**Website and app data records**
BEGIN
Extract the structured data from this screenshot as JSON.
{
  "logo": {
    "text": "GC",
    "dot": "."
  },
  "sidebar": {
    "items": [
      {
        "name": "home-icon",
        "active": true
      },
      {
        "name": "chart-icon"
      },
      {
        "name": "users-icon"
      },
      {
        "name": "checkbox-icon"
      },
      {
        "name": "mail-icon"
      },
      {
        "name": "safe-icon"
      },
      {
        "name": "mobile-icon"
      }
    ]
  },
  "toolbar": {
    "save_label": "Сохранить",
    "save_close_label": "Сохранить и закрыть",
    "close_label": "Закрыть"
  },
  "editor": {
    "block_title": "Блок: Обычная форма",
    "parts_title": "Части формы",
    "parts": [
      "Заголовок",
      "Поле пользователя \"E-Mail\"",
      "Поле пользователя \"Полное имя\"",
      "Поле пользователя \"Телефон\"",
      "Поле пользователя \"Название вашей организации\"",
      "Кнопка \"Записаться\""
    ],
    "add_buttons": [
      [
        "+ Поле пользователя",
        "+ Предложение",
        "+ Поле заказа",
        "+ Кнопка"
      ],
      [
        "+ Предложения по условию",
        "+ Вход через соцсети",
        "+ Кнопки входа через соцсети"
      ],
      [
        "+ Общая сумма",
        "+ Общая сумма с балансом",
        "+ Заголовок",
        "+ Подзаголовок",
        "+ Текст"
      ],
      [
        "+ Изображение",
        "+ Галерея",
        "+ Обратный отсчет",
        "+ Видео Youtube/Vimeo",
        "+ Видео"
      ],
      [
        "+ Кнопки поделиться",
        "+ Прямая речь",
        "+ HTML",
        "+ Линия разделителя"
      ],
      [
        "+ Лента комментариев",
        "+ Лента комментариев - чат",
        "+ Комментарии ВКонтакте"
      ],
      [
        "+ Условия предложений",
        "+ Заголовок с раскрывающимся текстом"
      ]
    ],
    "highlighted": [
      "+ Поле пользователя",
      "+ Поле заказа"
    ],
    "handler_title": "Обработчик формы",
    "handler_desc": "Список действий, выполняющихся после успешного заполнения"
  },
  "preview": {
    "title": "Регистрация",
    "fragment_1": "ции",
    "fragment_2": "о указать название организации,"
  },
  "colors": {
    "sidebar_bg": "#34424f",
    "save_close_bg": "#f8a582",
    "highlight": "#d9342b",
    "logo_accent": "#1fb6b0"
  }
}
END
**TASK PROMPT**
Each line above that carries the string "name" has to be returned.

**YOUR RESPONSE**
        "name": "home-icon",
        "name": "chart-icon"
        "name": "users-icon"
        "name": "checkbox-icon"
        "name": "mail-icon"
        "name": "safe-icon"
        "name": "mobile-icon"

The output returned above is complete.